Jul 21, 2005
How long does it take an electron to jump from one atom to another? According to a team of physicists in Germany and Spain, the answer is just 320 attoseconds. They came to this conclusion using X-ray pulses to watch an electron as it travelled from a sulphur atom to the surface of ruthenium metal. The process was one of the fastest ever studied (Nature 436 373).
Dynamical processes are usually studied by exciting a system with a pulsed pump laser operating at visible wavelengths and tracking how the system evolves using a second, probe pulse. However, these pulses usually last several femotseconds long and so cannot be used to study processes that occur any faster. Ultrafast electron transfer on attosecond scales is, for example, important in photo- and electrochemistry and is exploited in solid-state solar cells, molecular electronics and single-electron devices. It also plays a key role in many biological processes such as photosynthesis.
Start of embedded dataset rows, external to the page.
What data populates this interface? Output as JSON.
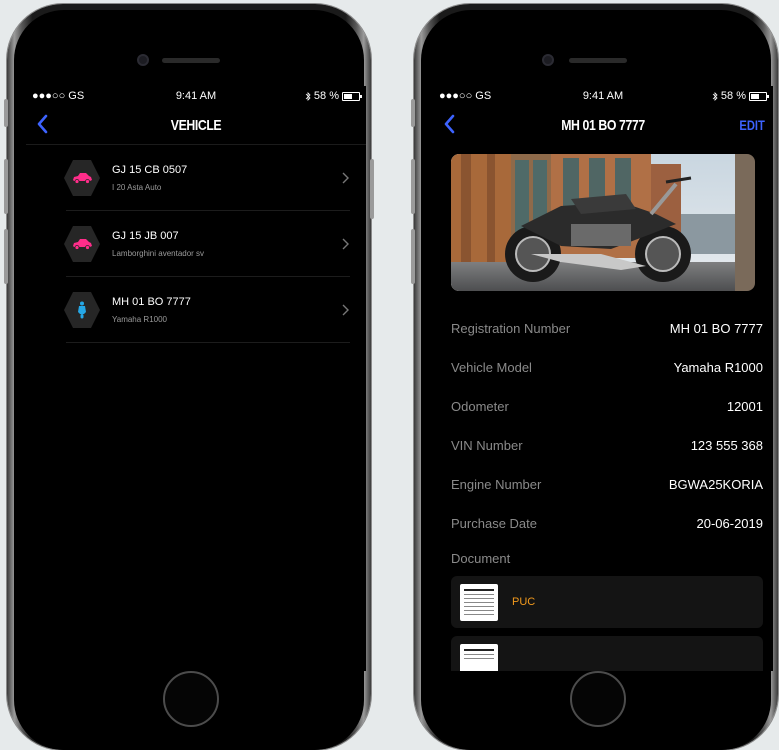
{
  "left_screen": {
    "status": {
      "carrier": "●●●○○ GS",
      "time": "9:41 AM",
      "battery": "58 %"
    },
    "title": "VEHICLE",
    "vehicles": [
      {
        "plate": "GJ 15 CB 0507",
        "model": "I 20 Asta Auto",
        "icon": "car-icon",
        "color": "#ff2d8a"
      },
      {
        "plate": "GJ 15 JB 007",
        "model": "Lamborghini aventador sv",
        "icon": "car-icon",
        "color": "#ff2d8a"
      },
      {
        "plate": "MH 01 BO 7777",
        "model": "Yamaha R1000",
        "icon": "scooter-icon",
        "color": "#25a7e6"
      }
    ]
  },
  "right_screen": {
    "status": {
      "carrier": "●●●○○ GS",
      "time": "9:41 AM",
      "battery": "58 %"
    },
    "title": "MH 01 BO 7777",
    "edit_label": "EDIT",
    "details": [
      {
        "label": "Registration Number",
        "value": "MH 01 BO 7777"
      },
      {
        "label": "Vehicle Model",
        "value": "Yamaha R1000"
      },
      {
        "label": "Odometer",
        "value": "12001"
      },
      {
        "label": "VIN Number",
        "value": "123 555 368"
      },
      {
        "label": "Engine Number",
        "value": "BGWA25KORIA"
      },
      {
        "label": "Purchase Date",
        "value": "20-06-2019"
      }
    ],
    "document_title": "Document",
    "documents": [
      {
        "name": "PUC"
      },
      {
        "name": ""
      }
    ]
  },
  "colors": {
    "accent": "#3d63ff",
    "document": "#f29a1d",
    "car": "#ff2d8a",
    "bike": "#25a7e6"
  }
}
Wilfried Wurth and colleagues at Hamburg University, Munich University of Technology, Donostia International Physics Center and the University of País Vasco in Donostia-San Sebastián have now found a way of following attosecond processes. They began by firing X-rays at the sulphur, which excites an electron, leaving behind a positive core-hole. The electron then quickly moves onto the ruthenium metal -- in less time than it takes for the hole to be filled by another electron. This process is called hole decay, or the "natural lifetime" of the hole, and is known to take 500 attoseconds.
By measuring the spectroscopic signal coming from their sample, the physicists were able to time the electron transfer as taking place in less than 320 attoseconds (320 x 10-18 seconds). Their technique therefore involves using the lifetime of the hole as an internal "stopwatch".
"Nature provides us with a built in clock for even the fastest processes in atoms and molecules," lead author Alexander Föhlisch told PhysicsWeb. "Our approach with the core-hole clock method is to use this to follow ultrafast dynamic processes down to the attosecond regime."
The Germany-Spain team says its method could be extended to study how electrons in different spin states of "up" and "down" travel through materials by using polarized X-rays. This will be important when developing quantum computers and "spintronic" devices that exploit the spin of electrons as well as their charge.
About the author
Belle Dumé is science writer at PhysicsWeb